Radioactivity released

With the pressure decreased through the blow down, large quantities of gaseous and vaporisable radioactive substances – in particular noble gases, iodine and caesium – escaped from the reactor vessel and entered the surrounding atmosphere. From 11 March 2011 onwards the Japanese government relocated all residents living within a two, then three kilometre radius of the nuclear power plants. On 12 March the evacuation zone was expanded step-by-step to a 20 kilometre radius.

A month later the authorities widened this zone again, this time to a 30 kilometre radius. High levels of radiation levels were recorded at the plant and beyond – including areas outside the relocation zone (predominantly to the north-west). Additional relocations are planned in these areas, although they will no longer occur in radius.

The highest radiation levels recorded at the reactor site so far – ten sieverts per second (Sv/h) – mean that workers would be very likely to receive a fatal dose of radiation within an hour, if exposed. Other areas surrounding the plant became so highly contaminated that it will not be possible to return to these areas for a long while.

On 12 April 2011 the Japanese authorities rated the Fukushima Daiichi nuclear disaster as a Level 7 event – that of a “Major accident”. Level 7 is the highest level on the INIS Scale used to describe the level of severity of nuclear events.

Current situation: still not under control

Cooling must continue for a long period of time at the damaged power plant in which the fuel rods are still generating heat in the reactor and in the fuel element storage pools. For now the pecialists at the plant have made the power supply and cooling system secure so that the immediate danger of large amounts of radioactive releases again seems to have been averted. However, there have been repeated technical problems with the cooling system, with the result that the situation is not under reliable control.

In the future TEPCO – the power plant operators – must also collect and safely store the radioactive material dispersed by the explosion both within the plants themselves and inside the plant’s premises. Large volumes of water contaminated with radioactive substances have to be stored and cleaned and the buildings must be covered. Only in this way can the situation inside the plant be stabilised in the long term and the radiation levels lowered for the workers involved in the clean-up operation.

Further information from Oeko-Institut

Presentation which summarises key information on the accidents in the Fukushima nuclear power plant (in German language)

Further information (on external websites)

German Federal Office for Radiation Protection (BfS) (in German language)

German Association for Plant and Reactor Safety (GRS) (in German language)

Information in English

Measured data from the TEPCO operators on the surrounding environment

News in brief and TV coverage from Japanese state television channel NHK

Japan’s Nuclear and Industrial Safety Agency NISA

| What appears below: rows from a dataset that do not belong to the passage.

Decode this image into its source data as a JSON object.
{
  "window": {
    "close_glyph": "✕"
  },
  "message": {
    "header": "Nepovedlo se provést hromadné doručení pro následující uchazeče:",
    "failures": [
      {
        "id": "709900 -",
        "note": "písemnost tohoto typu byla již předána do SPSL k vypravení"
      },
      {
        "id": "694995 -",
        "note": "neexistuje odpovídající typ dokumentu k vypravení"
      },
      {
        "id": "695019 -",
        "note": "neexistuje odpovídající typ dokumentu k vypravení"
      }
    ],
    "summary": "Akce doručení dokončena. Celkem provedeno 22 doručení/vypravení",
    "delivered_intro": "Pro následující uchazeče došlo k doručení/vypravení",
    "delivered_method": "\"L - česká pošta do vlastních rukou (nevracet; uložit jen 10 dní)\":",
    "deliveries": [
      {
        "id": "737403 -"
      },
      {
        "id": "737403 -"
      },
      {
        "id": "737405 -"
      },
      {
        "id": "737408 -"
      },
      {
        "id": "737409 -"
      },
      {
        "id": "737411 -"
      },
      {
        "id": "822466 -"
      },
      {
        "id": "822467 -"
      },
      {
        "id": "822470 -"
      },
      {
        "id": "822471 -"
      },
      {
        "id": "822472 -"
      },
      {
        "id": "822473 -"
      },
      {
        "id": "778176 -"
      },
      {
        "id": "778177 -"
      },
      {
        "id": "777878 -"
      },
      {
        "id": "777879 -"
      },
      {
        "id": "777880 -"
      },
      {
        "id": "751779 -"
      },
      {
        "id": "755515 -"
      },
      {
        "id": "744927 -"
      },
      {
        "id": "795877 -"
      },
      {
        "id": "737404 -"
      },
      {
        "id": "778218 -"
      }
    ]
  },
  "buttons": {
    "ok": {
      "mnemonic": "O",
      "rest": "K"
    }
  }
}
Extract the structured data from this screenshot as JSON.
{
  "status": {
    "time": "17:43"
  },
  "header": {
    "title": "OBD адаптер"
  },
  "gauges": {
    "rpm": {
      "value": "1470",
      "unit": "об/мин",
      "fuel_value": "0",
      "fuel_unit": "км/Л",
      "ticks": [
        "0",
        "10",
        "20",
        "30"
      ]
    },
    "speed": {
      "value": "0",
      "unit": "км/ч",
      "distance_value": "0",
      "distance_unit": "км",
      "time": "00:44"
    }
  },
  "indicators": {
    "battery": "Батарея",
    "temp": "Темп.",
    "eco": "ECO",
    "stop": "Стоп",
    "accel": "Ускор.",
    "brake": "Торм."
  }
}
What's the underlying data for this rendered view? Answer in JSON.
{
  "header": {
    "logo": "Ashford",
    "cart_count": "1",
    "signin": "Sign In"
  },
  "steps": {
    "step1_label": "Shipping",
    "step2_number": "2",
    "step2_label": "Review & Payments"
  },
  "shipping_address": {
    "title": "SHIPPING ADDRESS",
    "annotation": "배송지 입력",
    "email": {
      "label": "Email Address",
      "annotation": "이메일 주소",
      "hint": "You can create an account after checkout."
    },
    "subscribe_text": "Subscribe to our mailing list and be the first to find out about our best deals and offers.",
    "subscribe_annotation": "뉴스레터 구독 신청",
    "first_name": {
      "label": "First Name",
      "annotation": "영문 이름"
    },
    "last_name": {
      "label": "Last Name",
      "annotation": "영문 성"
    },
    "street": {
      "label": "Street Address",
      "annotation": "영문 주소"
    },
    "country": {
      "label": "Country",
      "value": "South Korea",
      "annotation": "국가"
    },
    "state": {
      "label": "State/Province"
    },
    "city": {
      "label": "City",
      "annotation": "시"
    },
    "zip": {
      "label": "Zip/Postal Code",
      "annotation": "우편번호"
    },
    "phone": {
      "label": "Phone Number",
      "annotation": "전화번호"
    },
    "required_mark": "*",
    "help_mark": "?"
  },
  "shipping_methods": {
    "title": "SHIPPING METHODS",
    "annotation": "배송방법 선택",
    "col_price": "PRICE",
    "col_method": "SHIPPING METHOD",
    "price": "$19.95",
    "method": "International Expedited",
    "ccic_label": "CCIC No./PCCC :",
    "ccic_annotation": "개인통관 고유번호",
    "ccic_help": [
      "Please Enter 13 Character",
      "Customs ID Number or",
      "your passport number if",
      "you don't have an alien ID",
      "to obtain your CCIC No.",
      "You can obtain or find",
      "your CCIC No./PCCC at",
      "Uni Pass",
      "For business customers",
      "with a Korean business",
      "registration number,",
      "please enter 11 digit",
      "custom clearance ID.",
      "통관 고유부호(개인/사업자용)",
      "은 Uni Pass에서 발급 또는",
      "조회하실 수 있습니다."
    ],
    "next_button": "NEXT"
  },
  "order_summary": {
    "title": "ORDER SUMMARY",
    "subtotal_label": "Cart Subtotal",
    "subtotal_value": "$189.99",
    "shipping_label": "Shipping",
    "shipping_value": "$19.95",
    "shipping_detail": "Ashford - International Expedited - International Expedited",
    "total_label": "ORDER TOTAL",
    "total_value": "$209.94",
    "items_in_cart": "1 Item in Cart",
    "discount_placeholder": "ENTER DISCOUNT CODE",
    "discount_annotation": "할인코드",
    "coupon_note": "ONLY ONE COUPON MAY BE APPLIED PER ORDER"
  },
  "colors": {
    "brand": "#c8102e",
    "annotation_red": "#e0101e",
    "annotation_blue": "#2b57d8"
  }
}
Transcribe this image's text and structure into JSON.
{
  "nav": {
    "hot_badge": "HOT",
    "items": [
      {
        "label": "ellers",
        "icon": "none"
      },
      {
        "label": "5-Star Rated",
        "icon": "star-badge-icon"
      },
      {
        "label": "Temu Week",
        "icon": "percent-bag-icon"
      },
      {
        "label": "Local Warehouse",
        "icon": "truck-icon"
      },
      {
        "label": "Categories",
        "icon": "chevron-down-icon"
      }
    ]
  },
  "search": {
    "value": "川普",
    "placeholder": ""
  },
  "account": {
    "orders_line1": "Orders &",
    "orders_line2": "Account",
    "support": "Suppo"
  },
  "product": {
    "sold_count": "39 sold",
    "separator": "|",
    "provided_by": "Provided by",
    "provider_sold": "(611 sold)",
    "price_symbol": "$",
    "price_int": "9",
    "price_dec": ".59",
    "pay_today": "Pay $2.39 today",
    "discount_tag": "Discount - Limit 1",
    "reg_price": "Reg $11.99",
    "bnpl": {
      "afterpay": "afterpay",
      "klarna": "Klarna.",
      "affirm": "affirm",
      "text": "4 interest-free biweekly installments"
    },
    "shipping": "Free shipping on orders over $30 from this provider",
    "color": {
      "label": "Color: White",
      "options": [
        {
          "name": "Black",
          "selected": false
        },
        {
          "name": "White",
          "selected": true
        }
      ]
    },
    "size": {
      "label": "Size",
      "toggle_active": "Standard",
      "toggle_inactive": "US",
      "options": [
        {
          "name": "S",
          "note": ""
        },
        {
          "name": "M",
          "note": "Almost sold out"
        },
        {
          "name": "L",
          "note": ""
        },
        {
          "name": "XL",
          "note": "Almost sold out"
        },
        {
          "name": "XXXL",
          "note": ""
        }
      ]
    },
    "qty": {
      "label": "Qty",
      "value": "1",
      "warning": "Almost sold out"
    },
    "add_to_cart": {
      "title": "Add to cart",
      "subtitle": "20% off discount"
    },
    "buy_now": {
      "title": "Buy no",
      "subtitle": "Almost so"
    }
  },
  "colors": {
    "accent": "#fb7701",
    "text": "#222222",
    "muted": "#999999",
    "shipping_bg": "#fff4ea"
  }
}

Measured data and assessments of the Japanese Ministry of Education, Culture, Sports, Science and Technology (MEXT)


Report of the Japanese government on the accidents submitted to the International Atomic Energy Organisation (IAEA, Ministerial Conference on Nuclear Safety)


Info page of the International Atomic Energy Organisation IAEA

Report of IAEA’s Fact Finding Mission


Website of the Citizen Nuclear Information Center CNIC including many critical opinion pieces

Website of Japan’s NGO Greenaction including opinion pieces and discussion forums

Contact at Oeko-Institut

Dr. Christoph Pistner (on reactor safety)
Researcher
Nuclear Engineering & Facility Safety
Oeko-Institut, Darmstadt office
Tel. +49-6151/8191-122
c.pistner@oeko.de

Stephan Kurth (on reactor safety)
Researcher
Nuclear Engineering & Facility Safety
Oeko-Institut, Darmstadt office
Tel. +49-6151/8191-122
s.kurth@oeko.de

Christian Küppers (on radiation protection)
Deputy Head of Division
Nuclear Engineering & Facility Safety
Oeko-Institut, Darmstadt office
Tel. +49-6151/8191-122
c.kueppers@oeko.de

Gerd Schmidt (on related environmental impacts)
Researcher
Nuclear Engineering & Facility Safety
Oeko-Institut, Darmstadt office
Tel. +49-6151/8191-117
g.schmidt--at--oeko.de